# [What to work on]
Only the images are to be dropped; the records themselves must be repeated exactly.

[Start of section]

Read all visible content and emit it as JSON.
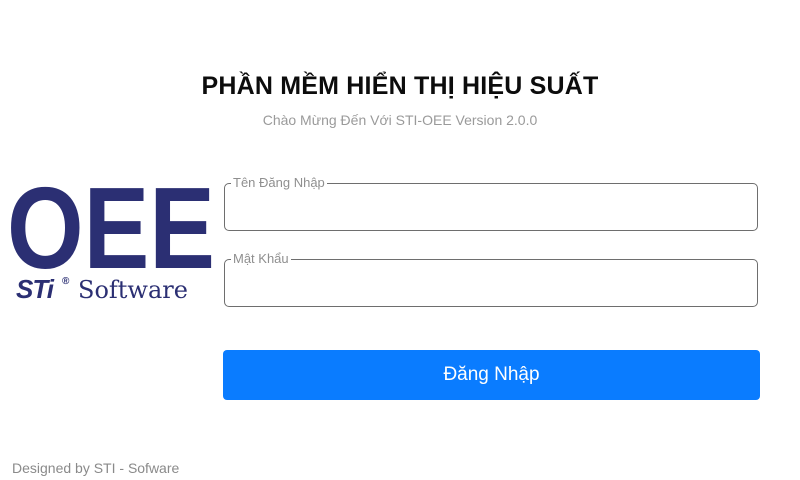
{
  "header": {
    "title": "PHẦN MỀM HIỂN THỊ HIỆU SUẤT",
    "subtitle": "Chào Mừng Đến Với STI-OEE Version 2.0.0"
  },
  "logo": {
    "oee_text": "OEE",
    "brand_text": "STi",
    "registered_mark": "®",
    "software_text": "Software",
    "color": "#2b2f73"
  },
  "form": {
    "username_label": "Tên Đăng Nhập",
    "username_value": "",
    "password_label": "Mật Khẩu",
    "password_value": "",
    "login_label": "Đăng Nhập"
  },
  "footer": {
    "text": "Designed by STI - Sofware"
  },
  "colors": {
    "accent": "#0a7cff",
    "logo": "#2b2f73"
  }
}
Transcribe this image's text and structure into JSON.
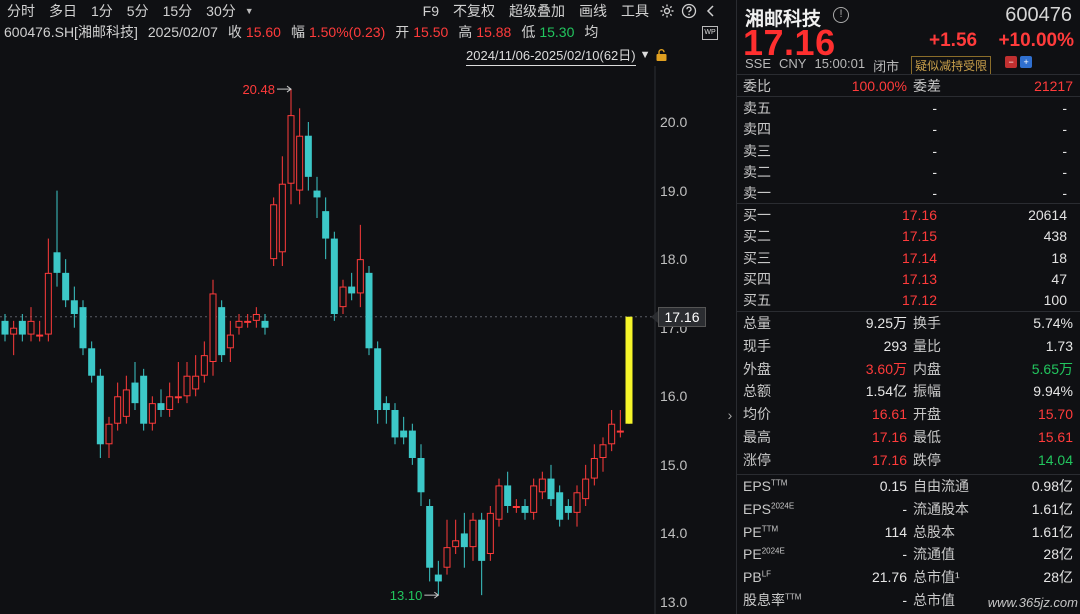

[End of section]

# [Output]
Read all visible content and emit it as JSON.
{
  "header": {
    "title": "PHẦN MỀM HIỂN THỊ HIỆU SUẤT",
    "subtitle": "Chào Mừng Đến Với STI-OEE Version 2.0.0"
  },
  "logo": {
    "oee_text": "OEE",
    "brand_text": "STi",
    "registered_mark": "®",
    "software_text": "Software",
    "color": "#2b2f73"
  },
  "form": {
    "username_label": "Tên Đăng Nhập",
    "username_value": "",
    "password_label": "Mật Khẩu",
    "password_value": "",
    "login_label": "Đăng Nhập"
  },
  "footer": {
    "text": "Designed by STI - Sofware"
  },
  "colors": {
    "accent": "#0a7cff",
    "logo": "#2b2f73"
  }
}
Transcribe this image's text and structure into JSON.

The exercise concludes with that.